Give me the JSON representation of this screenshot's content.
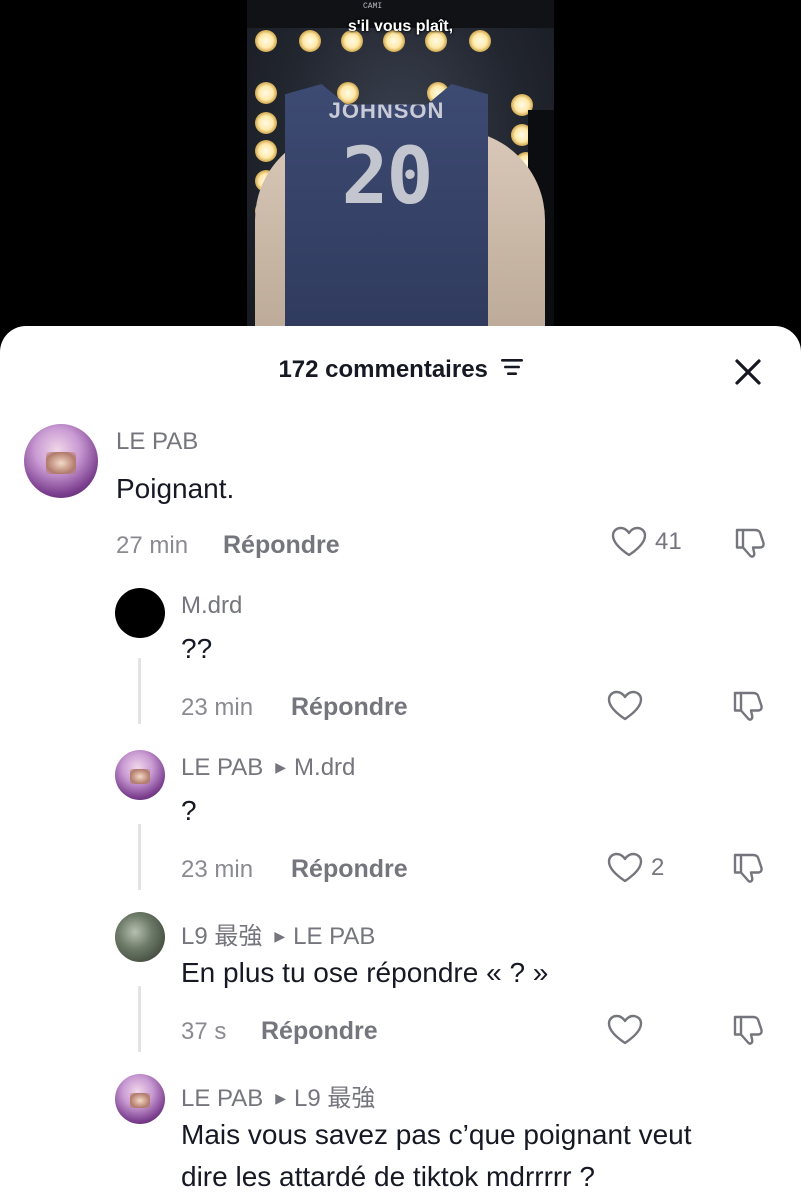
{
  "video": {
    "subtitle": "s'il vous plaît,",
    "corner_text": "CAMI",
    "jersey_name": "JOHNSON",
    "jersey_number": "20"
  },
  "sheet": {
    "title": "172 commentaires",
    "sort_icon": "sort-icon",
    "close_icon": "close-icon"
  },
  "comments": [
    {
      "username": "LE PAB",
      "reply_to": "",
      "text": "Poignant.",
      "time": "27 min",
      "reply_label": "Répondre",
      "likes": "41"
    },
    {
      "username": "M.drd",
      "reply_to": "",
      "text": "??",
      "time": "23 min",
      "reply_label": "Répondre",
      "likes": ""
    },
    {
      "username": "LE PAB",
      "reply_to": "M.drd",
      "text": "?",
      "time": "23 min",
      "reply_label": "Répondre",
      "likes": "2"
    },
    {
      "username": "L9 最強",
      "reply_to": "LE PAB",
      "text": "En plus tu ose répondre « ? »",
      "time": "37 s",
      "reply_label": "Répondre",
      "likes": ""
    },
    {
      "username": "LE PAB",
      "reply_to": "L9 最強",
      "text_line1": "Mais vous savez pas c’que poignant veut",
      "text_line2": "dire les attardé de tiktok mdrrrrr ?"
    }
  ],
  "colors": {
    "text_primary": "#161823",
    "text_secondary": "#75767d",
    "sheet_bg": "#ffffff"
  }
}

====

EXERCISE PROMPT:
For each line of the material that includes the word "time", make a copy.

YOUR SOLUTION:
      "time": "27 min",
      "time": "23 min",
      "time": "23 min",
      "time": "37 s",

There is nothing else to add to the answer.